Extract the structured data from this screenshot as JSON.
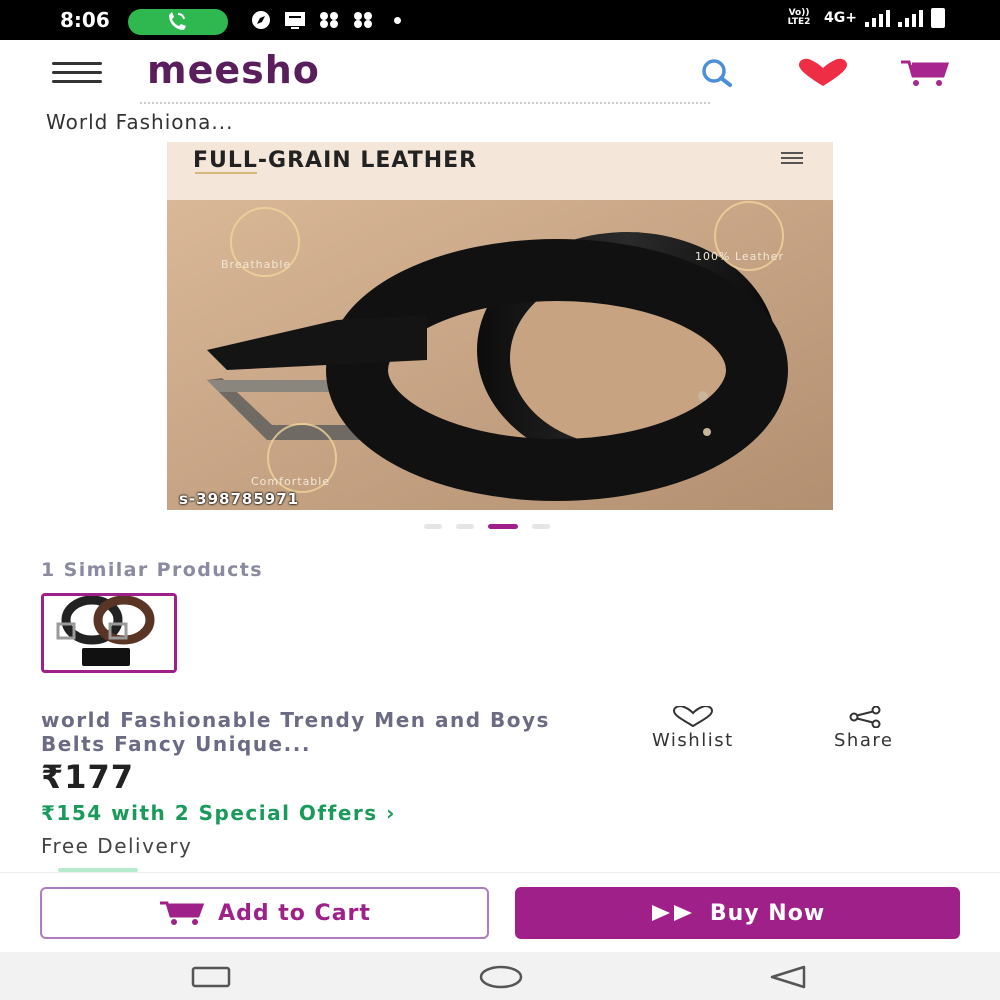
{
  "status_bar": {
    "time": "8:06",
    "network_label": "Vo)) LTE2",
    "network_type": "4G+"
  },
  "header": {
    "brand": "meesho",
    "icons": [
      "menu-icon",
      "search-icon",
      "heart-icon",
      "cart-icon"
    ],
    "brand_color": "#5a1e5c",
    "accent_color": "#9f2089"
  },
  "breadcrumb": {
    "text": "World Fashiona..."
  },
  "product_image": {
    "banner_title": "FULL-GRAIN LEATHER",
    "features": [
      "Breathable",
      "100% Leather",
      "Comfortable"
    ],
    "sku": "s-398785971",
    "carousel": {
      "count": 4,
      "active_index": 3
    }
  },
  "similar": {
    "title": "1 Similar Products"
  },
  "product": {
    "title": "world Fashionable Trendy Men and Boys Belts Fancy Unique...",
    "price": "₹177",
    "offer": "₹154 with 2 Special Offers ›",
    "delivery": "Free Delivery",
    "offer_color": "#1a9b5c"
  },
  "actions": {
    "wishlist": "Wishlist",
    "share": "Share"
  },
  "cta": {
    "add_to_cart": "Add to Cart",
    "buy_now": "Buy Now"
  }
}
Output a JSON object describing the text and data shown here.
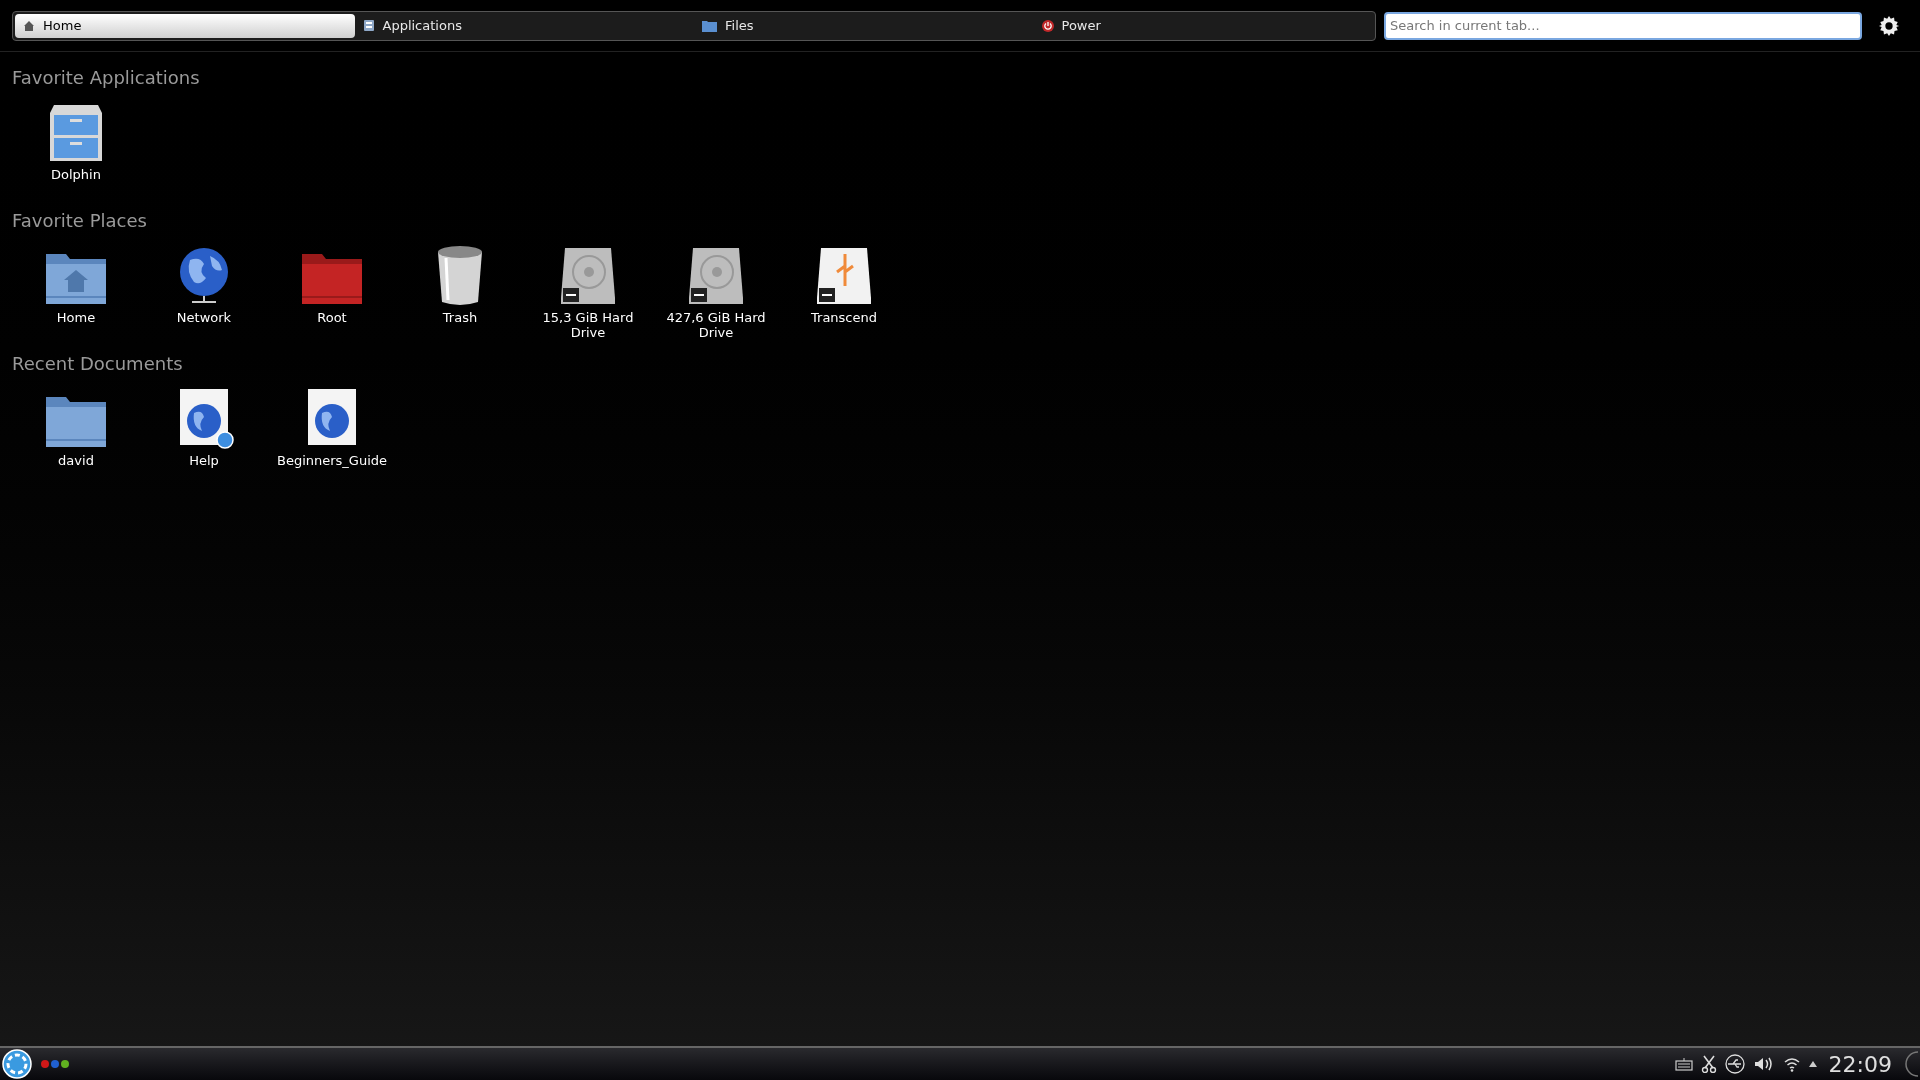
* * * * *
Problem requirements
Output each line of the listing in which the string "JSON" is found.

Result
Extract the structured data from this screenshot as JSON.
Output a JSON object describing the text and data shown here.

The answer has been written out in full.